The Year in Books : August
So, I know this is a little bit late, but I really want to follow through on my commitment to #theyearinbooks project so here goes...
In August, I read The Creative Habit - Learn It And Use It For Life by Twyla Tharp (a choreographer). It's one of those books that has been in my Amazon Wishlist for ages so I had high expectations, which unfortunately it didn't quite fulfil. The main reason for my disappointment is due to the fact that it's written by a dancer and choreographer and although Twyla touches on other art forms, the book has a strong focus on the creative habit for performance professionals rather than visual artists, photographers, or designers who I think work in very different ways. There were however, a few things that struck a chord and that I'll take away:
- Have a process for every new project. Twyla explains how she creates a box file for every new project to hold all articles, notebooks, music etc. for her latest choreography project. Even the act of buying and labelling the box file subconsciously signifies the start of a new project. This idea may work for me too though I'm not keen on lots of box files so am toying with the idea of either a new notebook or new Pinterest board (or both) for each of my future projects.
- Create a 'bridge' between one day to the next. Having a plan for each session certainly seems to work for my photography and I've noticed an improvement to Photo-shoot Wednesdays when we have a theme to work with. Twyla takes this to the next level by suggesting that at the end of every creative session you have a plan for your next. It sounds obvious doesn't it? However, it's sometimes the basics we forget when we get in a creative rut.
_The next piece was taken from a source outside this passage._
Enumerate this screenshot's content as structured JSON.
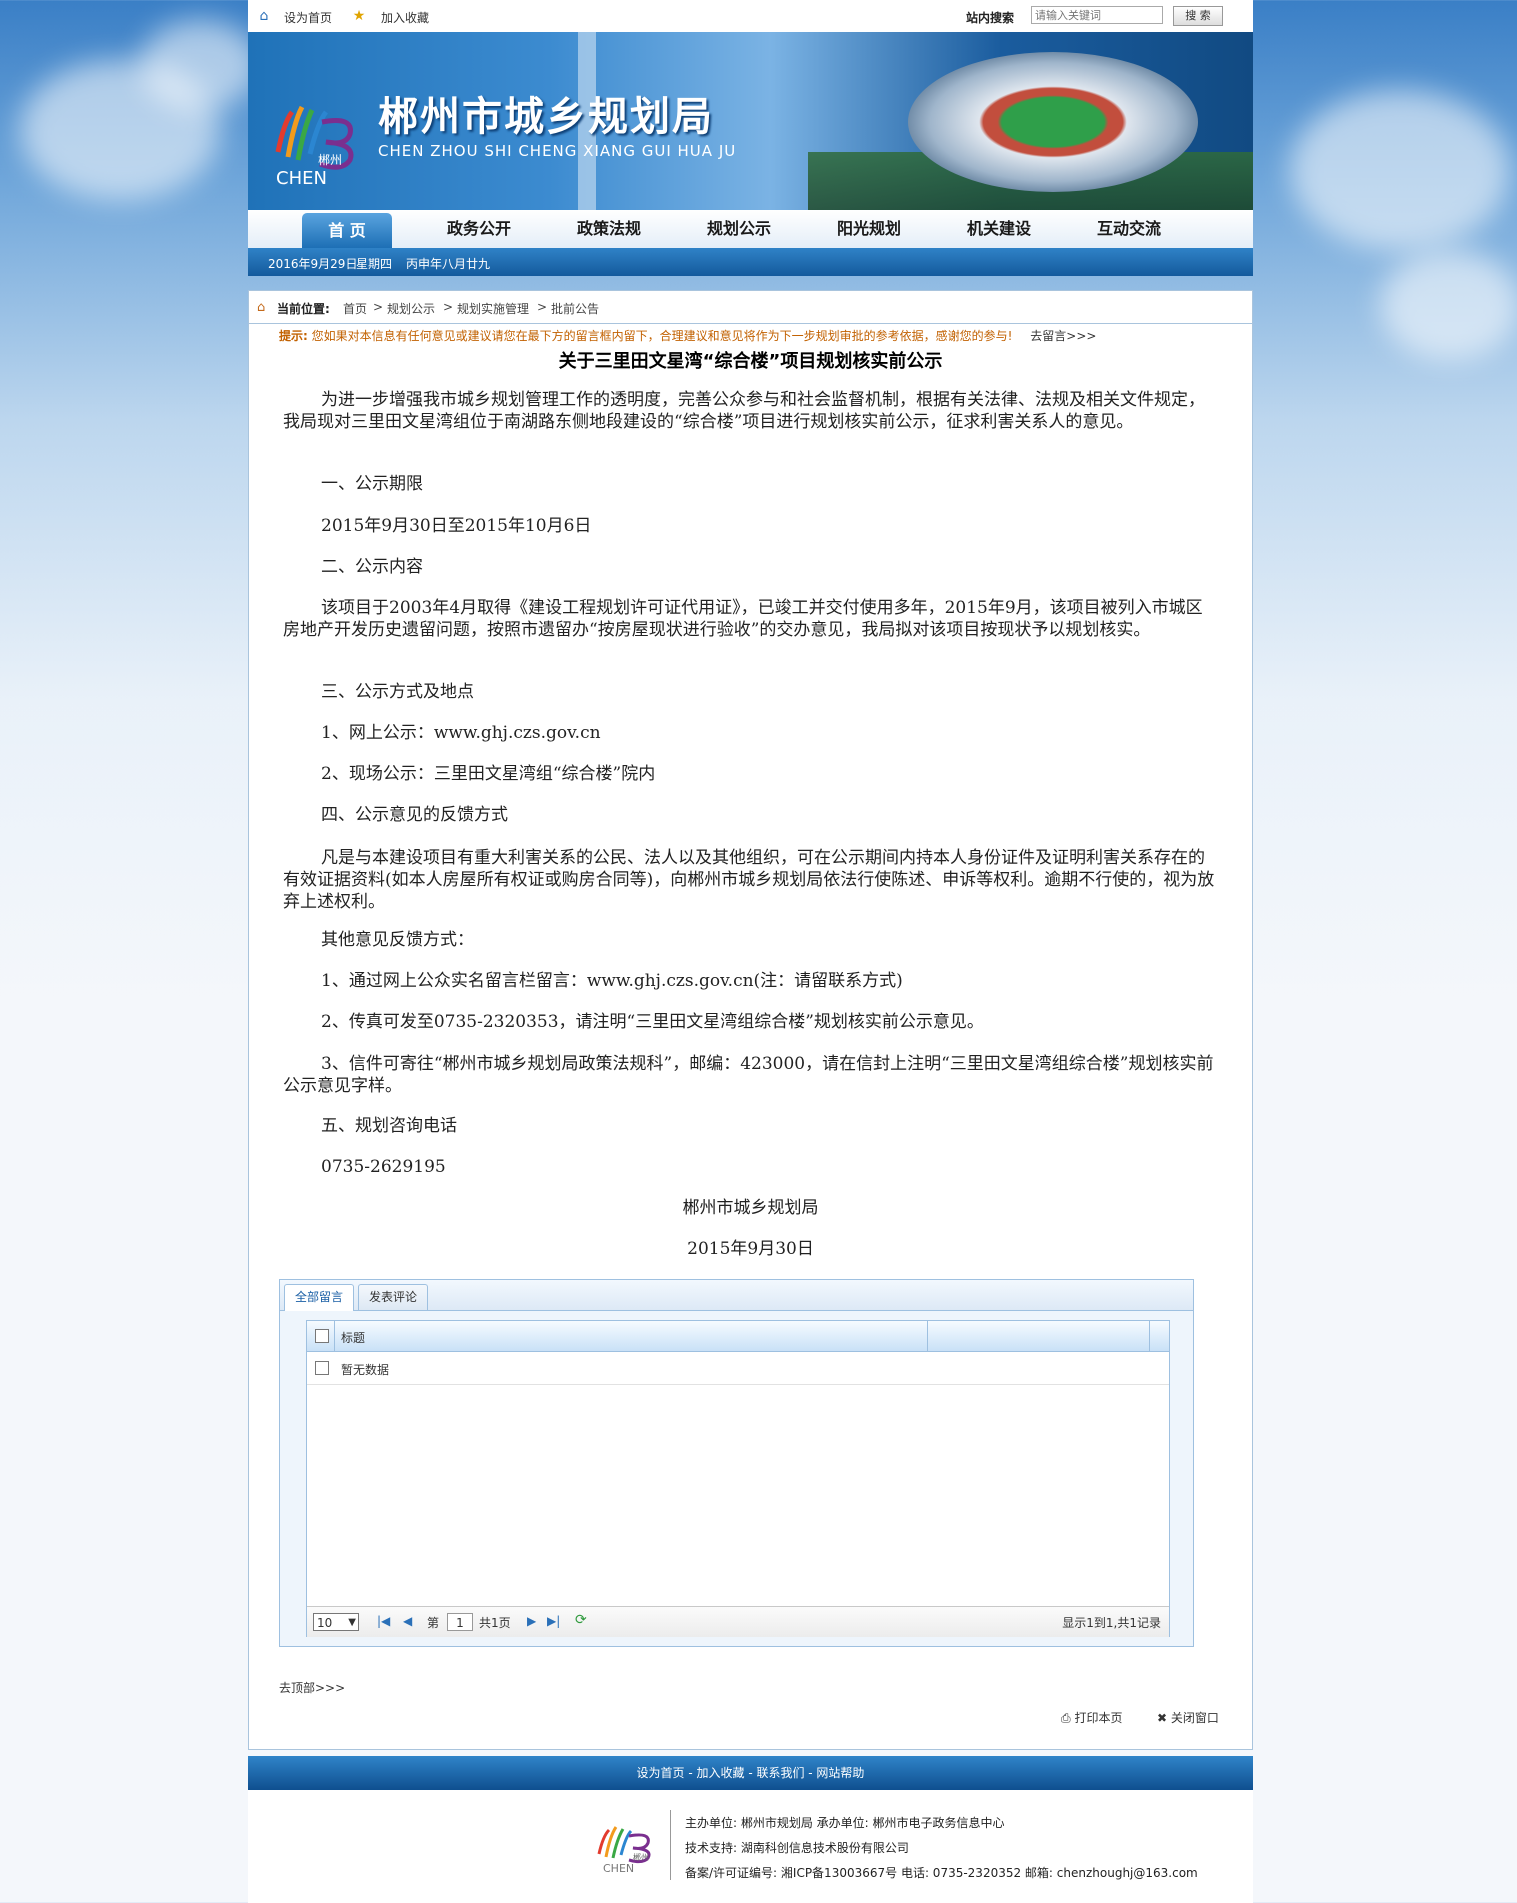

- Get over your ego. Someone has done it before and that's OK. There's a self-imposed pressure on creatives to always produce authentic and original work. This can sometimes be paralysing and let's face it unrealistic. Every artist is inspired by other artists, that's just inspiration. Sometimes copying is even OK as learning how to emulate something you admire can foster a lot of learning and development. This often works for photography; for instance, if you can find an image that you like, assess why you like it and then try to recreate it you can often learn a lot from the exercise.
So that's it. Short and sweet whilst I catch-up.
If you want to play along with #TheYearinBooks project you can find out more here. I can't rave enough about this online book-club from Laura over at Circle of Pine Trees. It's been so lovely to read more, go through my neglected bookshelves and share my experiences in a fun little group once a month. It would be great to see you there!
In the meantime, happy reading! xox